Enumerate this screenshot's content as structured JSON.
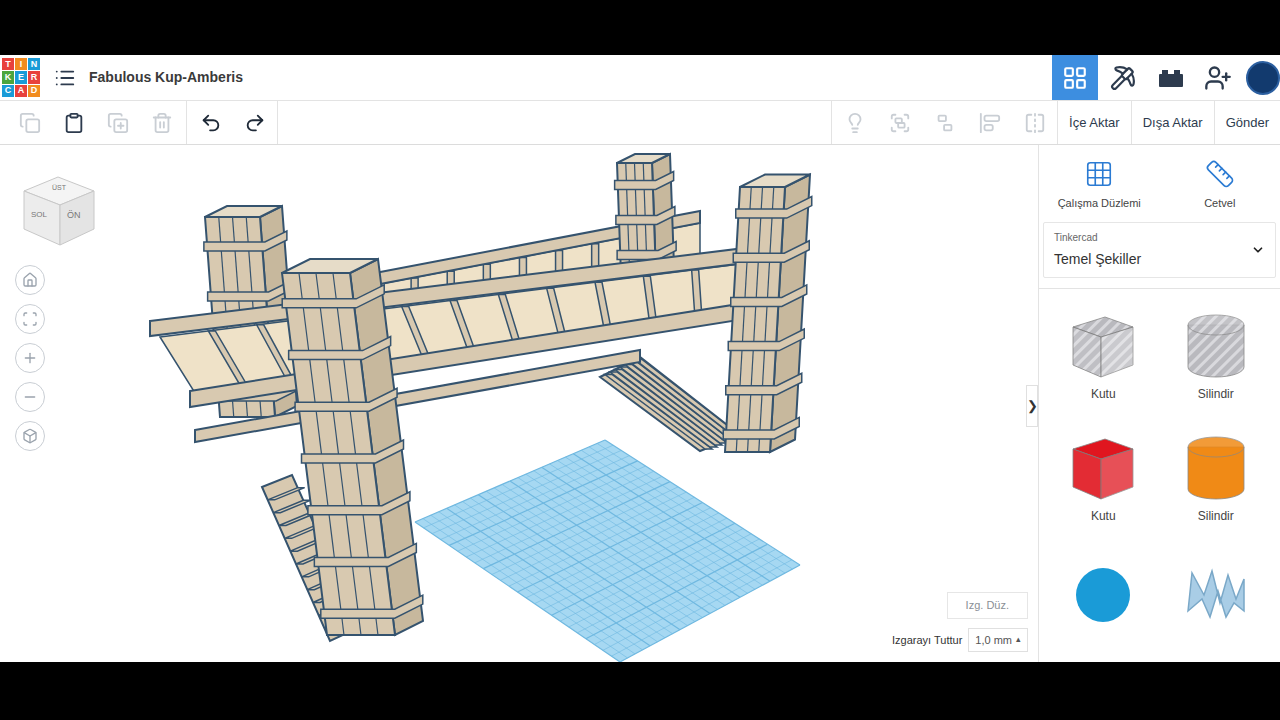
{
  "header": {
    "logo": [
      "TIN",
      "KER",
      "CAD"
    ],
    "title": "Fabulous Kup-Amberis"
  },
  "view_modes": [
    {
      "selected": true
    },
    {
      "selected": false
    },
    {
      "selected": false
    }
  ],
  "toolbar": {
    "edit_tools": [
      {
        "disabled": true
      },
      {
        "disabled": false
      },
      {
        "disabled": true
      },
      {
        "disabled": true
      },
      {
        "disabled": false
      },
      {
        "disabled": false
      }
    ],
    "shape_tools": [
      {
        "disabled": true
      },
      {
        "disabled": true
      },
      {
        "disabled": true
      },
      {
        "disabled": true
      },
      {
        "disabled": true
      }
    ],
    "actions": [
      "İçe Aktar",
      "Dışa Aktar",
      "Gönder"
    ]
  },
  "view_cube": {
    "top": "ÜST",
    "left": "SOL",
    "front": "ÖN"
  },
  "grid": {
    "edit_button": "Izg. Düz.",
    "snap_label": "Izgarayı Tuttur",
    "snap_value": "1,0 mm",
    "snap_arrow": "▴"
  },
  "panel": {
    "collapse": "❯",
    "tools": [
      "Çalışma Düzlemi",
      "Cetvel"
    ],
    "library": {
      "source": "Tinkercad",
      "category": "Temel Şekiller"
    },
    "shapes": [
      {
        "label": "Kutu",
        "kind": "box",
        "hole": true,
        "color": "#b9b9be"
      },
      {
        "label": "Silindir",
        "kind": "cylinder",
        "hole": true,
        "color": "#b9b9be"
      },
      {
        "label": "Kutu",
        "kind": "box",
        "hole": false,
        "color": "#e0161f"
      },
      {
        "label": "Silindir",
        "kind": "cylinder",
        "hole": false,
        "color": "#f08a16"
      },
      {
        "kind": "sphere",
        "hole": false,
        "color": "#1a9bd7"
      },
      {
        "kind": "text",
        "hole": false,
        "color": "#a9cde6"
      }
    ]
  }
}
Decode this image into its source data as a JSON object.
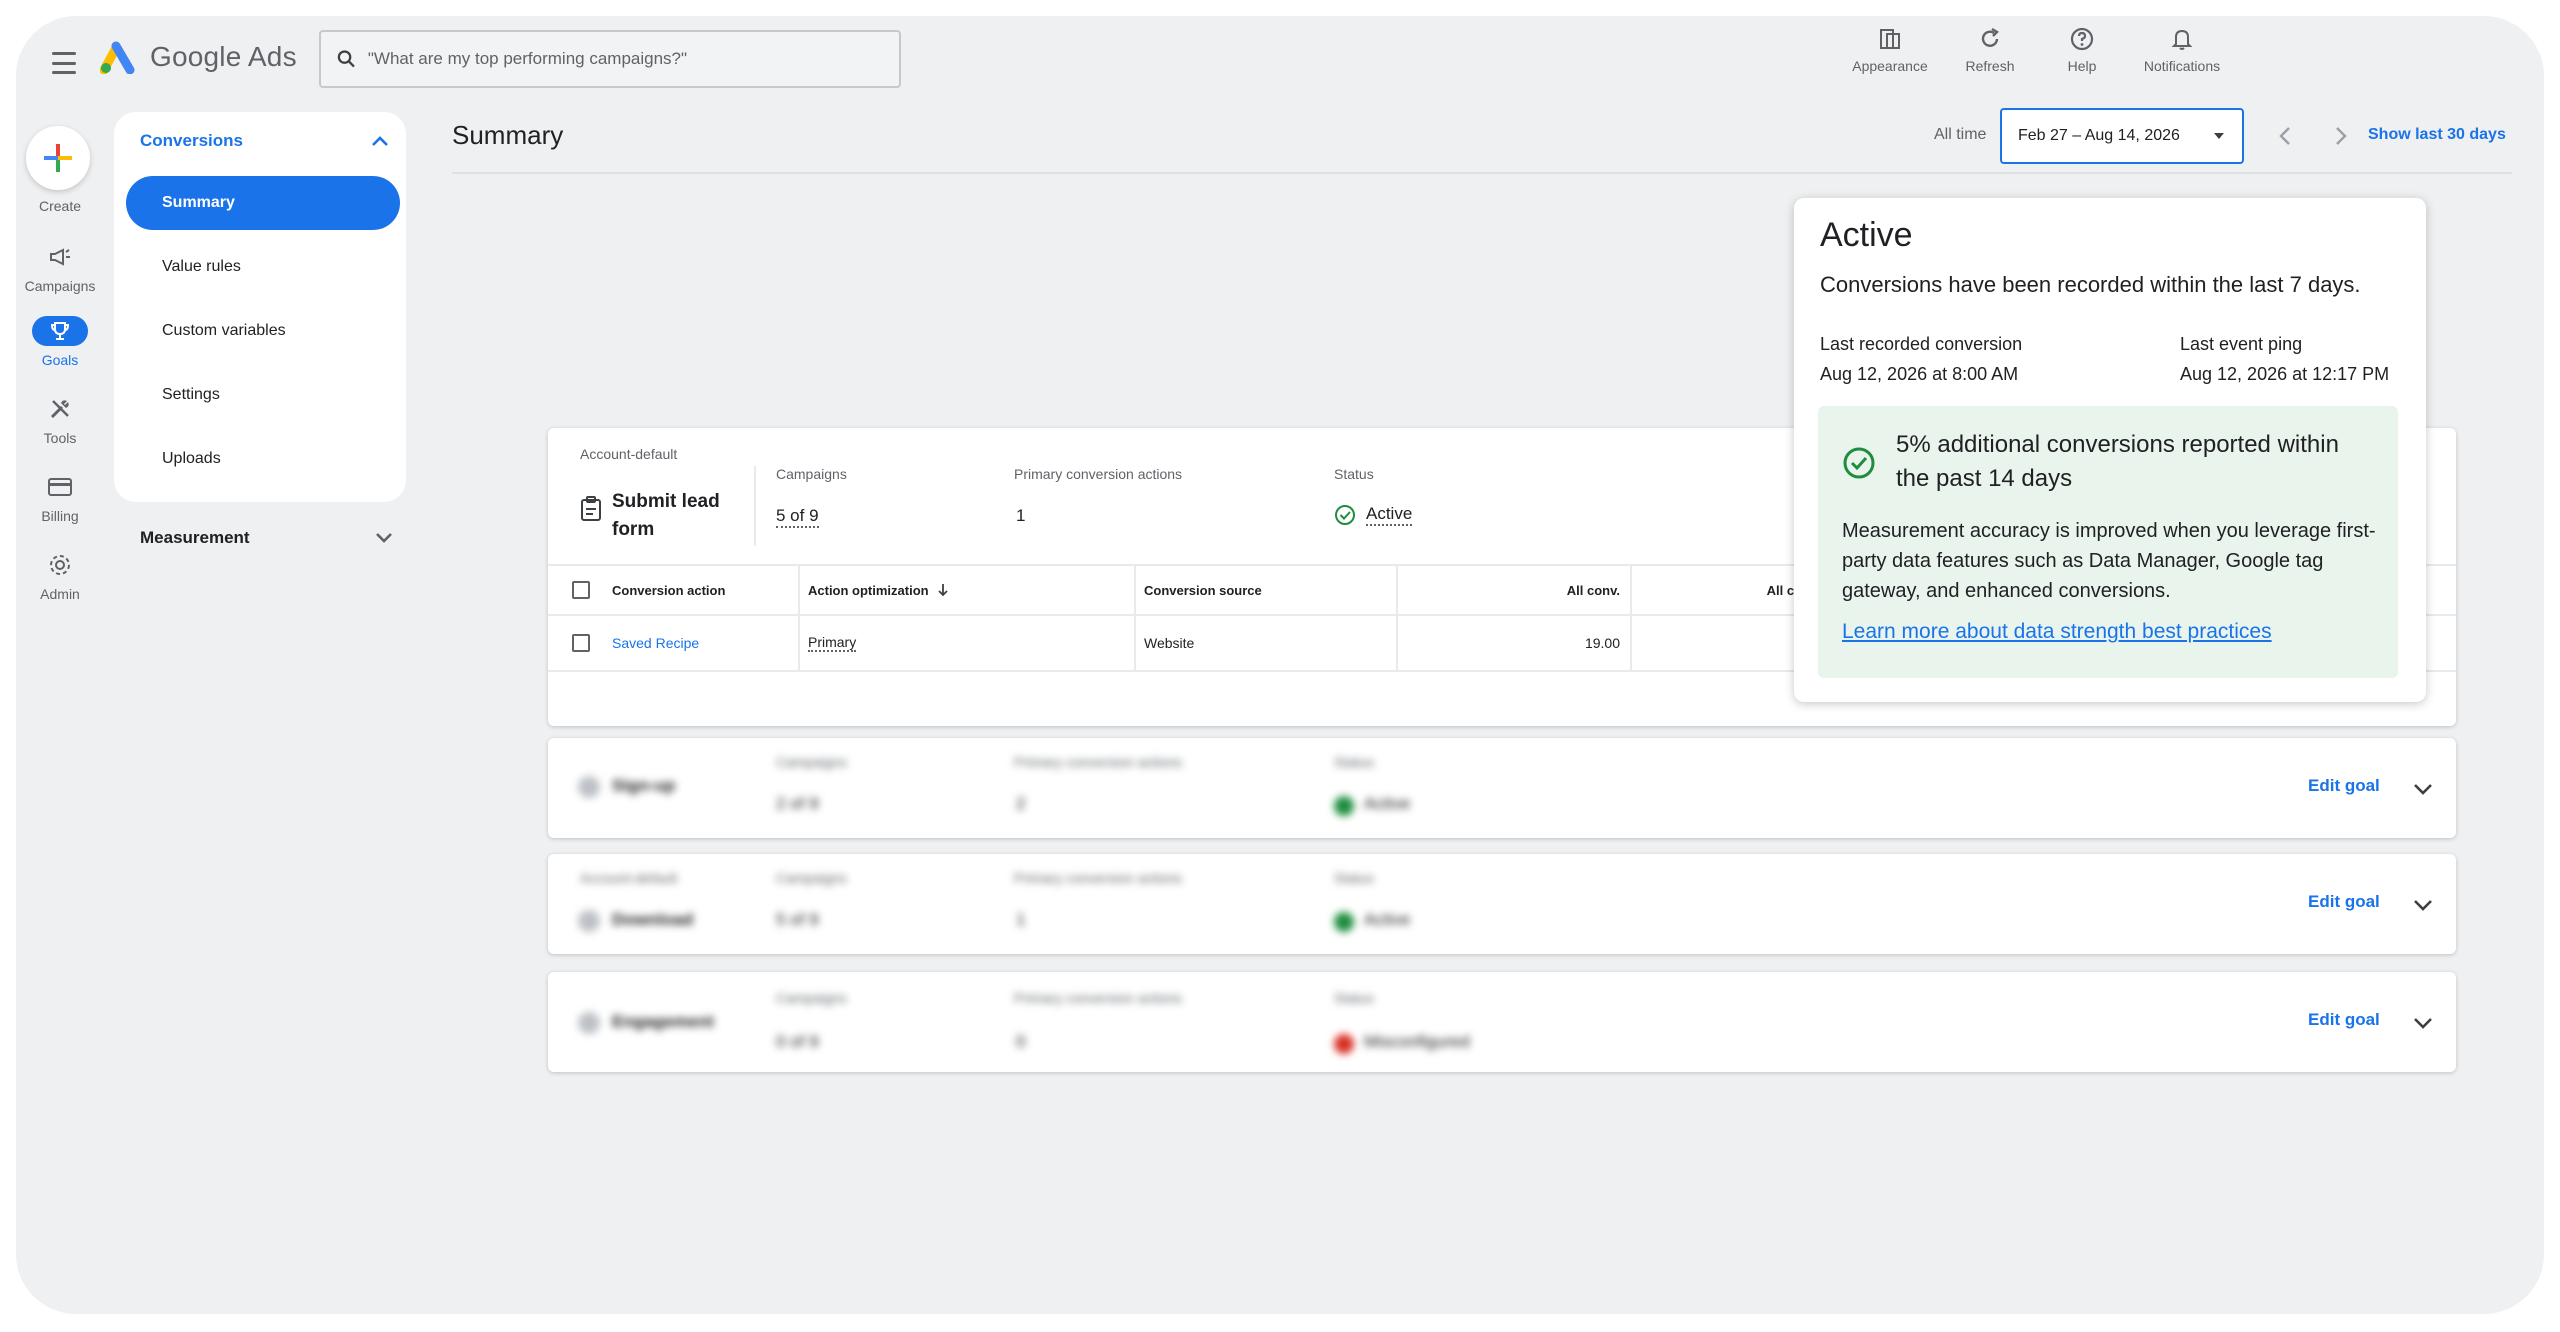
{
  "app": {
    "name": "Google Ads"
  },
  "search": {
    "placeholder": "\"What are my top performing campaigns?\""
  },
  "top_actions": [
    {
      "label": "Appearance",
      "icon": "appearance-icon"
    },
    {
      "label": "Refresh",
      "icon": "refresh-icon"
    },
    {
      "label": "Help",
      "icon": "help-icon"
    },
    {
      "label": "Notifications",
      "icon": "bell-icon"
    }
  ],
  "rail": {
    "create": "Create",
    "items": [
      {
        "label": "Campaigns",
        "icon": "megaphone-icon"
      },
      {
        "label": "Goals",
        "icon": "trophy-icon",
        "active": true
      },
      {
        "label": "Tools",
        "icon": "tools-icon"
      },
      {
        "label": "Billing",
        "icon": "credit-card-icon"
      },
      {
        "label": "Admin",
        "icon": "gear-icon"
      }
    ]
  },
  "side_panel": {
    "section": "Conversions",
    "items": [
      "Summary",
      "Value rules",
      "Custom variables",
      "Settings",
      "Uploads"
    ],
    "active": "Summary",
    "measurement": "Measurement"
  },
  "header": {
    "title": "Summary",
    "all_time": "All time",
    "date_range": "Feb 27 – Aug 14, 2026",
    "show_last": "Show last 30 days"
  },
  "goal": {
    "tag": "Account-default",
    "name": "Submit lead form",
    "campaigns_label": "Campaigns",
    "campaigns_value": "5 of 9",
    "primary_label": "Primary conversion actions",
    "primary_value": "1",
    "status_label": "Status",
    "status_value": "Active",
    "table": {
      "headers": [
        "Conversion action",
        "Action optimization",
        "Conversion source",
        "All conv.",
        "All con"
      ],
      "rows": [
        {
          "action": "Saved Recipe",
          "optimization": "Primary",
          "source": "Website",
          "all_conv": "19.00"
        }
      ]
    }
  },
  "collapsed_goals": [
    {
      "tag": "",
      "name": "Sign-up",
      "campaigns_label": "Campaigns",
      "campaigns": "2 of 9",
      "primary_label": "Primary conversion actions",
      "primary": "2",
      "status_label": "Status",
      "status": "Active",
      "edit": "Edit goal"
    },
    {
      "tag": "Account-default",
      "name": "Download",
      "campaigns_label": "Campaigns",
      "campaigns": "5 of 9",
      "primary_label": "Primary conversion actions",
      "primary": "1",
      "status_label": "Status",
      "status": "Active",
      "edit": "Edit goal"
    },
    {
      "tag": "",
      "name": "Engagement",
      "campaigns_label": "Campaigns",
      "campaigns": "0 of 9",
      "primary_label": "Primary conversion actions",
      "primary": "0",
      "status_label": "Status",
      "status": "Misconfigured",
      "edit": "Edit goal"
    }
  ],
  "popover": {
    "title": "Active",
    "description": "Conversions have been recorded within the last 7 days.",
    "last_conv_label": "Last recorded conversion",
    "last_conv_value": "Aug 12, 2026 at 8:00 AM",
    "last_ping_label": "Last event ping",
    "last_ping_value": "Aug 12, 2026 at 12:17 PM",
    "box_head": "5% additional conversions reported within the past 14 days",
    "box_body": "Measurement accuracy is improved when you leverage first-party data features such as Data Manager, Google tag gateway, and enhanced conversions.",
    "box_link": "Learn more about data strength best practices"
  },
  "colors": {
    "accent": "#1a73e8",
    "success": "#1e8e3e",
    "error": "#d93025",
    "success_bg": "#e9f4ec"
  }
}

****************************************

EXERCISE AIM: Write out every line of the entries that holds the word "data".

ANSWER SECTION:
Decode this image into its source data as a JSON object.
    "box_body": "Measurement accuracy is improved when you leverage first-party data features such as Data Manager, Google tag gateway, and enhanced conversions.",
    "box_link": "Learn more about data strength best practices"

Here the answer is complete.